In today’s Internet business economy many small business owners leave one of their most valuable business assets completely unprotected and in the hands of someone else. I am talking about your domain name.
Countless times over the last 10-15 years I have worked with clients that have no idea where or with whom their domain name is registered. Sometimes it is an easy situation to make right – other times it is not. It could be they trusted a friend to register their domain name or a web developer that built their first website for them. Either way the end result is a valuable business asset that is not under your direct control.
Imagine this nightmare scenario – you spend countless hours and dollars promoting your website through advertising, promotions and collateral materials. Then one day your website disappears since the domain was not renewed. Or worse yet, it begins to point to another business – or even a competitor! Or you simply want to make a change to your website and bring it up to date but your previous web designer holds all the cards since they registered and technically own your domain name.
There are ways around all these scenarios, but wouldn’t it be easier to not have the headache from the start? Here at Calvert Design Group we always guide our clients through the process of selecting and registering a domain name and always in their name.
To help you understand the process a little better you have to first understand that you don’t “buy” a domain name. Think of it more like a rental. You pay a registrar (a company that manages the reservation of a domain name) to lease the domain for a certain period of time, usually a period between 1 and 10 years. After you have arranged for this lease you then tell the registrar where to “point” the domain to find your website (usually a separate company providing hosting and other domain services such as email).
If you find yourself in the unenviable position of having to wrestle control of your domain away from someone who registered it for you the best advice I can offer would be to contact the registrant directly and try to work things out.
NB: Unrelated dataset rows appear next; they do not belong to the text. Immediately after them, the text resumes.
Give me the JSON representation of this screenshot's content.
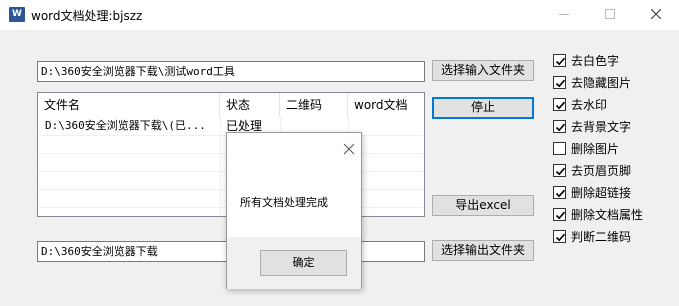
{
  "window": {
    "title": "word文档处理:bjszz",
    "app_icon_text": "W"
  },
  "input_path": {
    "value": "D:\\360安全浏览器下载\\测试word工具",
    "button_label": "选择输入文件夹"
  },
  "output_path": {
    "value": "D:\\360安全浏览器下载",
    "button_label": "选择输出文件夹"
  },
  "buttons": {
    "stop_label": "停止",
    "export_label": "导出excel"
  },
  "file_list": {
    "columns": [
      "文件名",
      "状态",
      "二维码",
      "word文档"
    ],
    "rows": [
      {
        "file_name": "D:\\360安全浏览器下载\\(已...",
        "status": "已处理",
        "qrcode": "",
        "word_doc": ""
      }
    ]
  },
  "options": [
    {
      "label": "去白色字",
      "checked": true
    },
    {
      "label": "去隐藏图片",
      "checked": true
    },
    {
      "label": "去水印",
      "checked": true
    },
    {
      "label": "去背景文字",
      "checked": true
    },
    {
      "label": "删除图片",
      "checked": false
    },
    {
      "label": "去页眉页脚",
      "checked": true
    },
    {
      "label": "删除超链接",
      "checked": true
    },
    {
      "label": "删除文档属性",
      "checked": true
    },
    {
      "label": "判断二维码",
      "checked": true
    }
  ],
  "dialog": {
    "message": "所有文档处理完成",
    "ok_label": "确定"
  },
  "icons": {
    "minimize": "minimize-icon",
    "maximize": "maximize-icon",
    "close": "close-icon",
    "checkmark": "checkmark-icon"
  }
}
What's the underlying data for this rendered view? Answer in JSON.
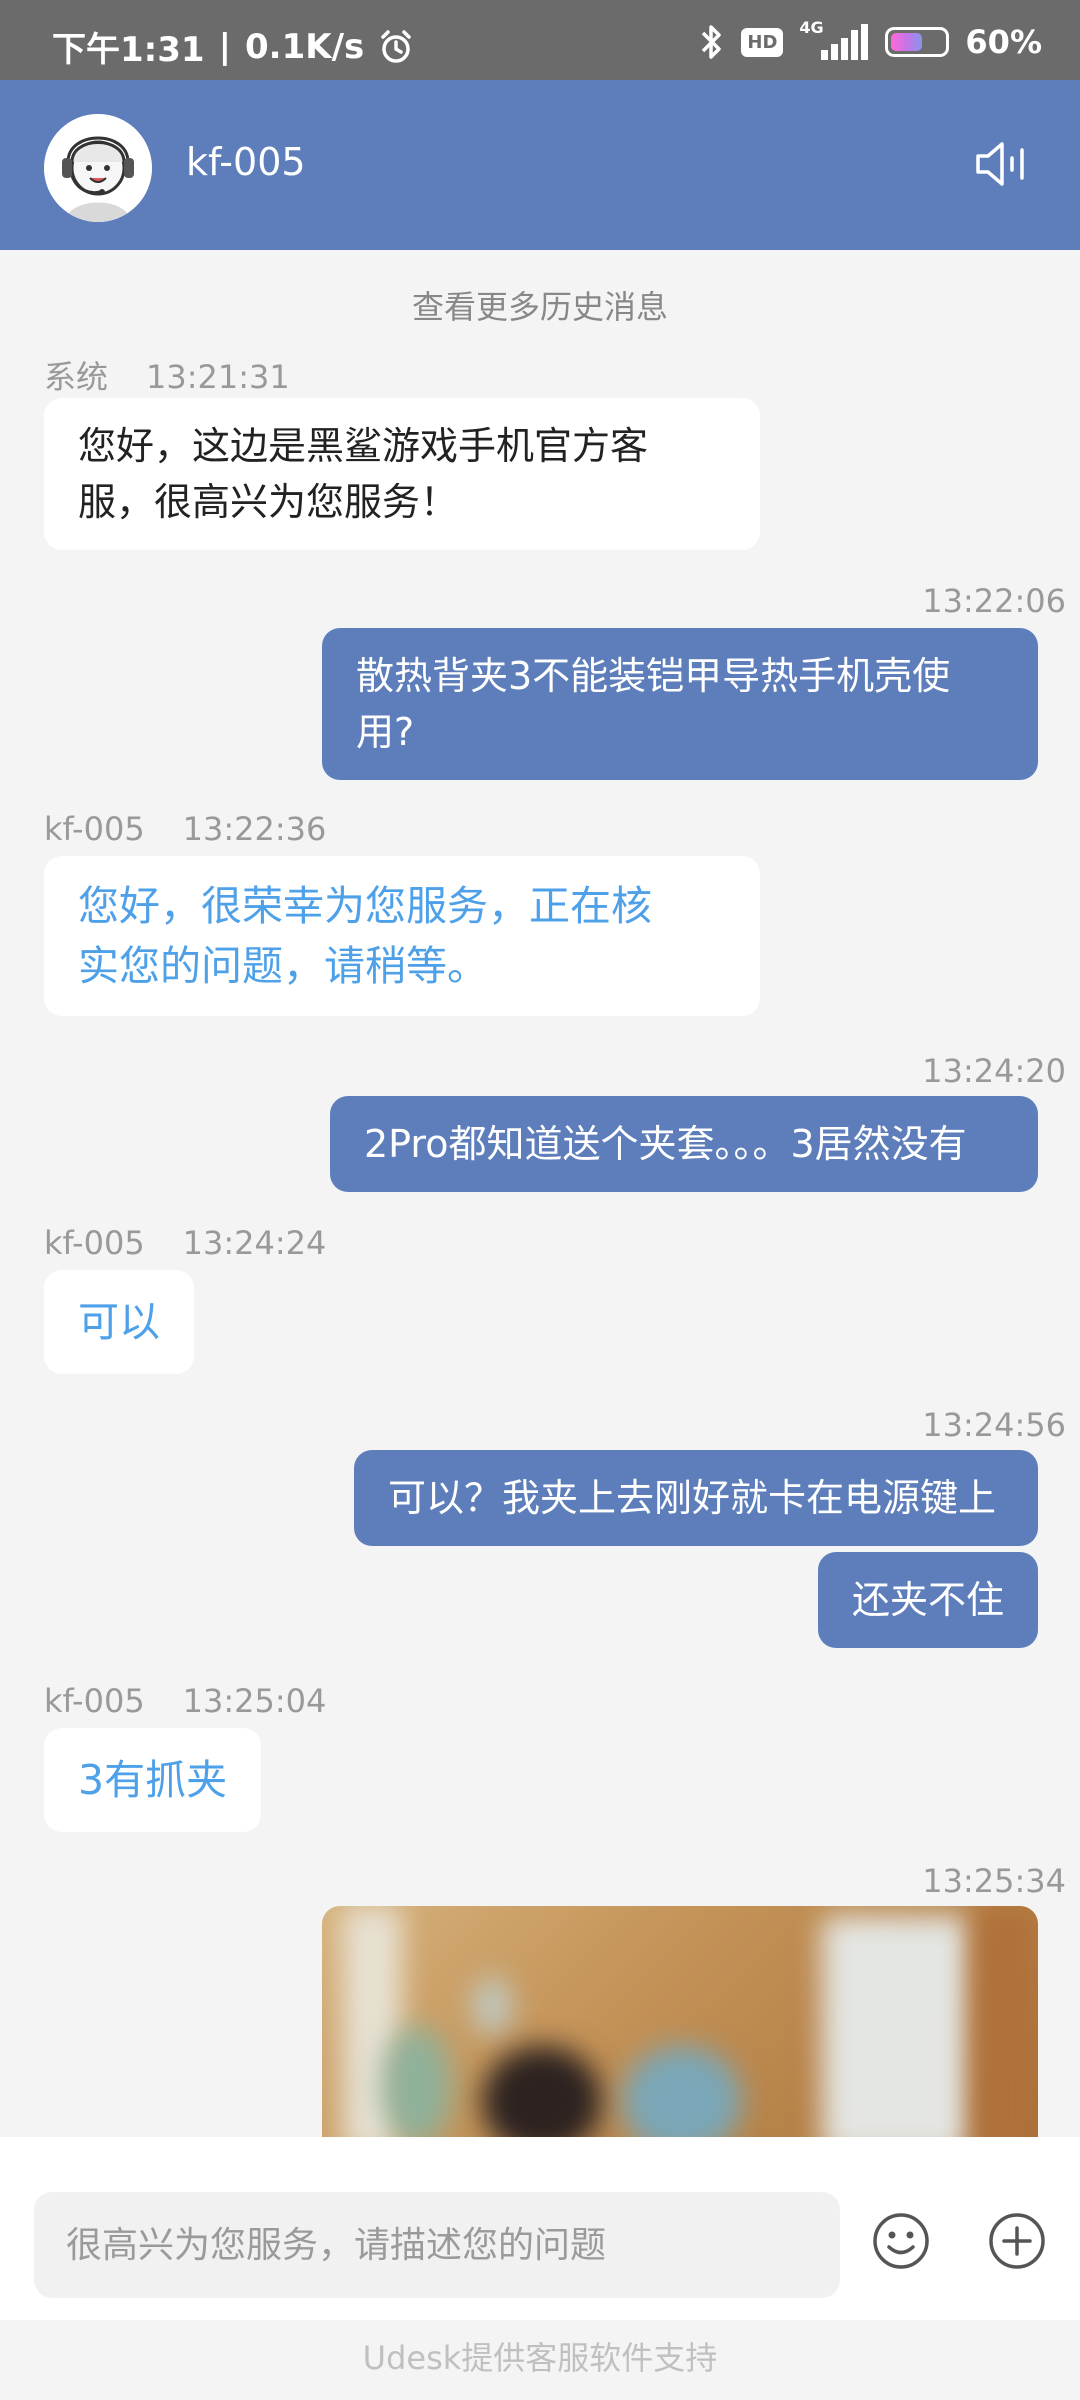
{
  "status_bar": {
    "time": "下午1:31",
    "separator": "|",
    "speed": "0.1K/s",
    "network": "4G",
    "hd": "HD",
    "battery": "60%",
    "battery_level": 0.6
  },
  "header": {
    "agent_name": "kf-005"
  },
  "chat": {
    "more_history": "查看更多历史消息",
    "messages": [
      {
        "sender": "系统",
        "time": "13:21:31",
        "lines": [
          "您好，这边是黑鲨游戏手机官方客",
          "服，很高兴为您服务！"
        ]
      },
      {
        "time": "13:22:06",
        "lines": [
          "散热背夹3不能装铠甲导热手机壳使",
          "用?"
        ]
      },
      {
        "sender": "kf-005",
        "time": "13:22:36",
        "lines": [
          "您好，很荣幸为您服务，正在核",
          "实您的问题，请稍等。"
        ]
      },
      {
        "time": "13:24:20",
        "text": "2Pro都知道送个夹套。。。3居然没有"
      },
      {
        "sender": "kf-005",
        "time": "13:24:24",
        "text": "可以"
      },
      {
        "time": "13:24:56",
        "text": "可以？我夹上去刚好就卡在电源键上"
      },
      {
        "text": "还夹不住"
      },
      {
        "sender": "kf-005",
        "time": "13:25:04",
        "text": "3有抓夹"
      },
      {
        "time": "13:25:34"
      }
    ]
  },
  "input": {
    "placeholder": "很高兴为您服务，请描述您的问题"
  },
  "footer": {
    "text": "Udesk提供客服软件支持"
  },
  "icons": {
    "voice": "speaker-icon",
    "emoji": "smiley-icon",
    "plus": "plus-icon",
    "alarm": "alarm-icon",
    "bluetooth": "bluetooth-icon",
    "signal": "signal-icon"
  },
  "colors": {
    "header": "#5d7ebb",
    "outgoing_bubble": "#5d7ebb",
    "agent_text": "#4ea0e8",
    "background": "#f4f4f4"
  }
}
Transferring a domain from one registrar (where you are not in control) to another (where you are) is a relatively simple process if both parties are in agreement. If that doesn’t work out you are left with contacting the domain registrar directly. Inform them of your position and they will offer advice that will vary depending upon who the contacts are that are listed on the domain lease record.
Beginning this process of claiming control prior having an issue or need is the best course of action. A smart business consultant or coach will advise you as to the importance of this and this is a good “reason” to open the conversation with regard to the need to transfer your domain to your own registrar. And of course, if you need help you can always contact me.
If you want to find out what information is listed on your domain “lease” initiate a search for the term “whois” on Google. By performing a “whois” lookup for your domain you will be presented with information about who technically is in control of the lease on your domain name and who is listed as the technical, administrative, and billing contacts. Hopefully you will find yourself listed one of these slots, which is the first step to an easy transition.